- Task details -
Filter the records below down to lines containing "텔콘RF제약".

★ ★ ★ ★ ★ ★ ★

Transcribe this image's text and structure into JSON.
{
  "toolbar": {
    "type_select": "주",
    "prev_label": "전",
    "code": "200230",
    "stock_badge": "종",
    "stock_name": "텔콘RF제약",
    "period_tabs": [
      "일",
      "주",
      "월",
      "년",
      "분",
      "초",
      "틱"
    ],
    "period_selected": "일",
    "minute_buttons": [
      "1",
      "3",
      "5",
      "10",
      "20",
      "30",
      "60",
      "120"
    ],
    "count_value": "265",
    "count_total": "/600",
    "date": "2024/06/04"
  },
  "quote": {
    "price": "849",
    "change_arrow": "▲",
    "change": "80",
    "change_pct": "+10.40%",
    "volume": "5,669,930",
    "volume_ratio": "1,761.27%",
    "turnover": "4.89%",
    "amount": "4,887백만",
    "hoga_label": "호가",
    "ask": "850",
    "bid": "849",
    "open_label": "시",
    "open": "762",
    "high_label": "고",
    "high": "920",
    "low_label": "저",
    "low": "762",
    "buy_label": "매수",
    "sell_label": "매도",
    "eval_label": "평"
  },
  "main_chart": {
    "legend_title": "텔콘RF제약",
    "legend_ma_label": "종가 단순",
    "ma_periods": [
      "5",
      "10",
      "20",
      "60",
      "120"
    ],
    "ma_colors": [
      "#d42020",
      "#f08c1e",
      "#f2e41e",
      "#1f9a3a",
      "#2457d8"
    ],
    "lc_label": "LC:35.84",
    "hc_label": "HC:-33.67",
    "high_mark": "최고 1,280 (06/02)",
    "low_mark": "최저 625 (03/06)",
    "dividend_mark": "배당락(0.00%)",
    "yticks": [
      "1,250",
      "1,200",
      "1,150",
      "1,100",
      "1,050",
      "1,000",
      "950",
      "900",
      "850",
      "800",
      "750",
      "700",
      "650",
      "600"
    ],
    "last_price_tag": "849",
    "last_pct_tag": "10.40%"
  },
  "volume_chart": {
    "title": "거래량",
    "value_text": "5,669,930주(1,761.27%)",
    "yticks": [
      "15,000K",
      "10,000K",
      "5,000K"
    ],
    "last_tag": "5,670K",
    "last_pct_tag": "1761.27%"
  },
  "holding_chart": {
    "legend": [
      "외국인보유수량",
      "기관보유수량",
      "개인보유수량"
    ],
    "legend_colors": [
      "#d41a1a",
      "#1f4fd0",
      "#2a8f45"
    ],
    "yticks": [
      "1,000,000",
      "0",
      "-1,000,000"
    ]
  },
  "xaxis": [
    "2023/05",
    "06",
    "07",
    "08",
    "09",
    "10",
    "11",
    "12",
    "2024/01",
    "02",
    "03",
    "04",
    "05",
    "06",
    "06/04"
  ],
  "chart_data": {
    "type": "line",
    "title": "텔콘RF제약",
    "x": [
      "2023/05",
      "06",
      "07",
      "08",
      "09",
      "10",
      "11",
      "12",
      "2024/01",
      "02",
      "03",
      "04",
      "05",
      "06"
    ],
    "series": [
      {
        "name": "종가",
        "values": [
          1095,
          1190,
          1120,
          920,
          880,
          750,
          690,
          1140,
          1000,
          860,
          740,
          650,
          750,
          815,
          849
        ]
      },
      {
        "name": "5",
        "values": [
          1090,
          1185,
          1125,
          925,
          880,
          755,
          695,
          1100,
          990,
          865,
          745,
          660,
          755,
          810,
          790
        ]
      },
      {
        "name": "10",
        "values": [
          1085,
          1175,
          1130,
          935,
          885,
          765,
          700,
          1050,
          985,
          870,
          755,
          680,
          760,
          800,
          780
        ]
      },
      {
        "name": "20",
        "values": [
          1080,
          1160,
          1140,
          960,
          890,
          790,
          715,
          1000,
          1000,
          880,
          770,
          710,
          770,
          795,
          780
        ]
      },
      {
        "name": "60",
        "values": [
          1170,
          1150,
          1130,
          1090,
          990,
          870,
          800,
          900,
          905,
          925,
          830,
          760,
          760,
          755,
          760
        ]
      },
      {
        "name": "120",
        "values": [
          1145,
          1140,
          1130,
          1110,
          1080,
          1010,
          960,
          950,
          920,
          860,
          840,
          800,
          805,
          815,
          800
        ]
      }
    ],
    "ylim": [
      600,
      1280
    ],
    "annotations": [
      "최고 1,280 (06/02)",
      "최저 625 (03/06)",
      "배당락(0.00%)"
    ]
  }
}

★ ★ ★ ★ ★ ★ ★

- Task result -
    "stock_name": "텔콘RF제약",
    "legend_title": "텔콘RF제약",
    "title": "텔콘RF제약",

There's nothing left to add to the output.